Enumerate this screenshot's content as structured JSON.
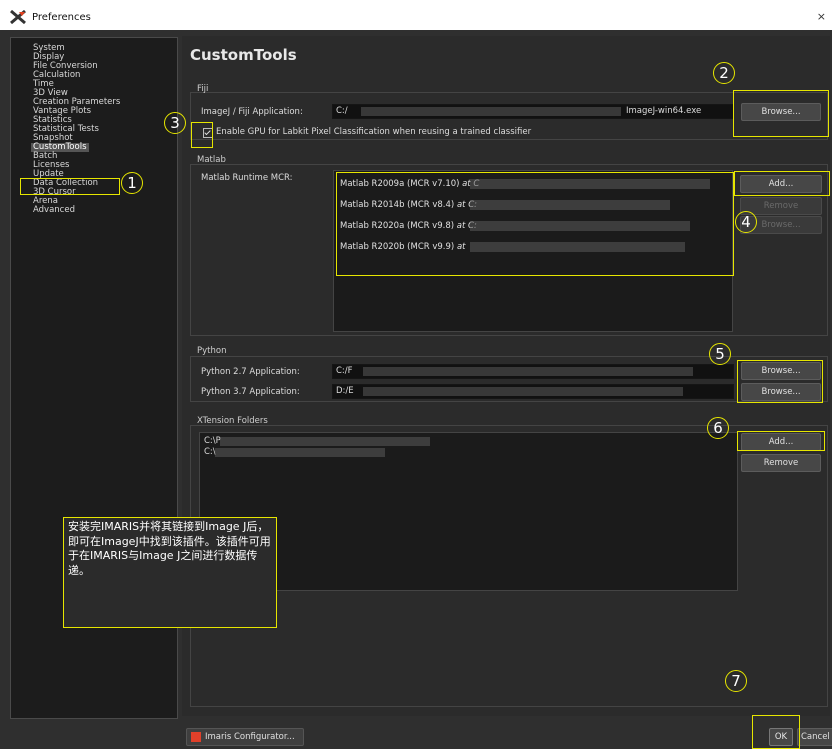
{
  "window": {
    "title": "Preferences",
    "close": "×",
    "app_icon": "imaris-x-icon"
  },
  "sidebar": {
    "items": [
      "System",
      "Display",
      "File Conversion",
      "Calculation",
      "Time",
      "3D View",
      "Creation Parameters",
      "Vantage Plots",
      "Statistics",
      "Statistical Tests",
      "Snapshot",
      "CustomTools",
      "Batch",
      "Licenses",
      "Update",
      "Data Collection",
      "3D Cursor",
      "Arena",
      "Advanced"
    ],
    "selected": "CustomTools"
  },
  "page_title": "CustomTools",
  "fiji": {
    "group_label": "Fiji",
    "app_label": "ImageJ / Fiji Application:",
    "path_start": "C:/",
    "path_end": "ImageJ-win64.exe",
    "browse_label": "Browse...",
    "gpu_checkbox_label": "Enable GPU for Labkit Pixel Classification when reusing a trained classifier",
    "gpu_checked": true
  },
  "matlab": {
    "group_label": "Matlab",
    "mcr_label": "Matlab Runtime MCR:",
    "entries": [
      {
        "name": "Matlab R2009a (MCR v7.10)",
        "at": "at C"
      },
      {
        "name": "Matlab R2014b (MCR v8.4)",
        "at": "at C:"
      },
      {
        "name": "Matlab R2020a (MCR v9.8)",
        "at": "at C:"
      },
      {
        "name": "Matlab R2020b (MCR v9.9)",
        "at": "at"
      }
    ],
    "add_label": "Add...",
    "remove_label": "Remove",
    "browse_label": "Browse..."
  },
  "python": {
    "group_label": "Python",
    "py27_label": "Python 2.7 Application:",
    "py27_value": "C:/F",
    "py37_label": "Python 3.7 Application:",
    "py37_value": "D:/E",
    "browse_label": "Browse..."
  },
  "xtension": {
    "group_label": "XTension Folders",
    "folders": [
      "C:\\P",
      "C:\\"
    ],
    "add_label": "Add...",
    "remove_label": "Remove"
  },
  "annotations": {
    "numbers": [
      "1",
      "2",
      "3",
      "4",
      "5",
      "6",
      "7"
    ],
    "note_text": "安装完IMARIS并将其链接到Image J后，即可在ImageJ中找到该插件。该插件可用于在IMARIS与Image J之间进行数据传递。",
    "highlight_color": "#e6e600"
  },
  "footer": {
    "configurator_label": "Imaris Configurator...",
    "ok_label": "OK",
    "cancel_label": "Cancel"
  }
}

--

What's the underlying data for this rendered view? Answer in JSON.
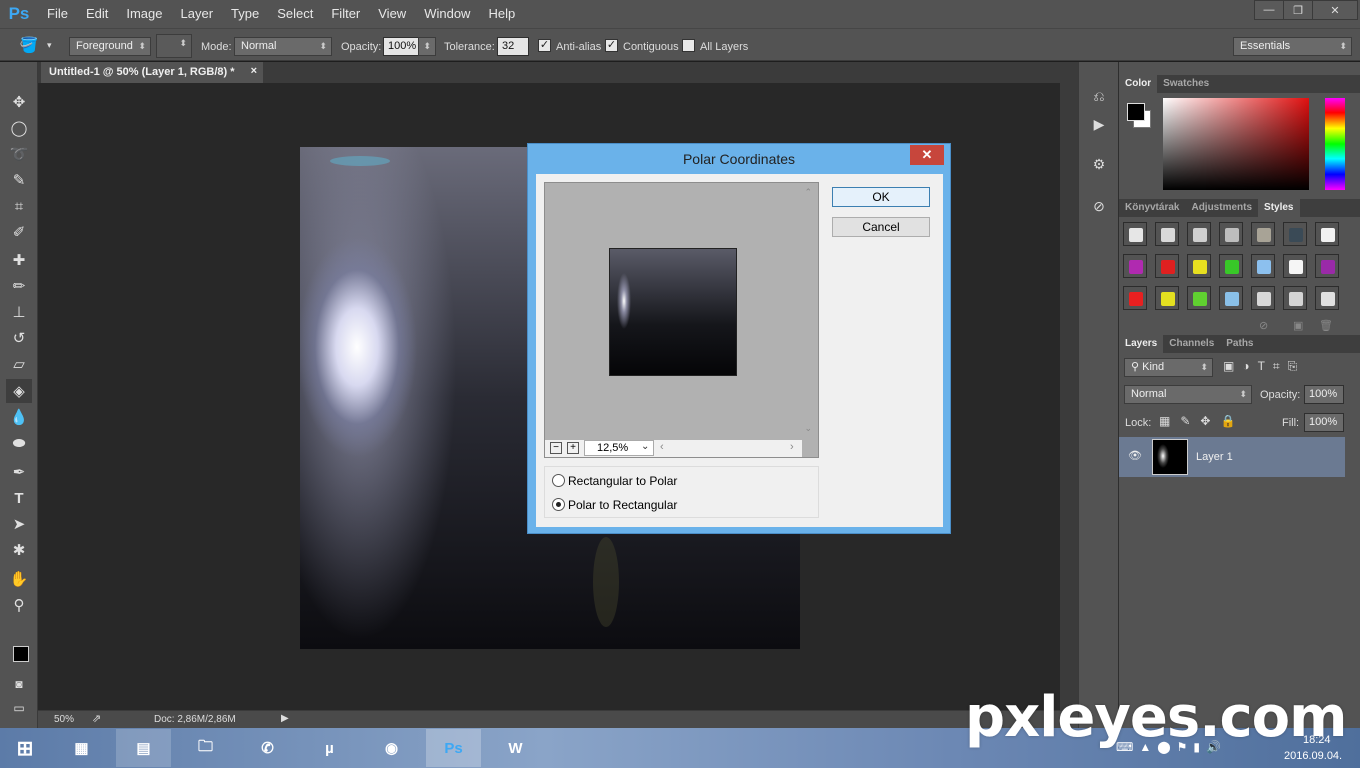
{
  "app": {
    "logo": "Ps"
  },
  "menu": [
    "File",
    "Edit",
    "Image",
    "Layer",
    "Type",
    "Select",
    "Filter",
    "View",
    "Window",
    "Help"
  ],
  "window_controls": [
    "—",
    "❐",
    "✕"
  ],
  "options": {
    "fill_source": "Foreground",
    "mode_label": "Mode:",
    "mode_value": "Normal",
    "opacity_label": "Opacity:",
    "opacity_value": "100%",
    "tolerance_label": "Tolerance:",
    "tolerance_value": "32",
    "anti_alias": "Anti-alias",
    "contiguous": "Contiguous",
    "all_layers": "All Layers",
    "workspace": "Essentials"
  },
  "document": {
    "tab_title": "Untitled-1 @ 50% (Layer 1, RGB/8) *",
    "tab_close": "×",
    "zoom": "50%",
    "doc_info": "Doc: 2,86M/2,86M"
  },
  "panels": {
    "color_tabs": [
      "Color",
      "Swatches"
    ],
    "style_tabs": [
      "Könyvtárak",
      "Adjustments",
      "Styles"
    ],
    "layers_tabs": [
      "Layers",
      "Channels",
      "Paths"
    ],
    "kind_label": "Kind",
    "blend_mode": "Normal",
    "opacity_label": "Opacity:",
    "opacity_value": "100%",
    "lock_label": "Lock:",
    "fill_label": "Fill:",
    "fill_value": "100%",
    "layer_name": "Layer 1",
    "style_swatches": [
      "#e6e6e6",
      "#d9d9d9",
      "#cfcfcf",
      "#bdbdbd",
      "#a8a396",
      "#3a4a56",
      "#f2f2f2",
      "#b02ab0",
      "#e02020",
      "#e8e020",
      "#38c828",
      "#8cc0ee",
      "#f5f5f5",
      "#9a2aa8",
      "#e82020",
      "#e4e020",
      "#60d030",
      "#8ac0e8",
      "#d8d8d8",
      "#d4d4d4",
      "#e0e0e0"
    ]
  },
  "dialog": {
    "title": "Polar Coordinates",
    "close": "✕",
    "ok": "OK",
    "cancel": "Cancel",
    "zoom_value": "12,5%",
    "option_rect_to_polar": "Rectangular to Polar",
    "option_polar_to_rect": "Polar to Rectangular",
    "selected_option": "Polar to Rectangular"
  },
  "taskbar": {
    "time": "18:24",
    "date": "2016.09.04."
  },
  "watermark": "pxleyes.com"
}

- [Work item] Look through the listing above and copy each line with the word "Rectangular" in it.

- [Response to the task]
    "option_rect_to_polar": "Rectangular to Polar",
    "option_polar_to_rect": "Polar to Rectangular",
    "selected_option": "Polar to Rectangular"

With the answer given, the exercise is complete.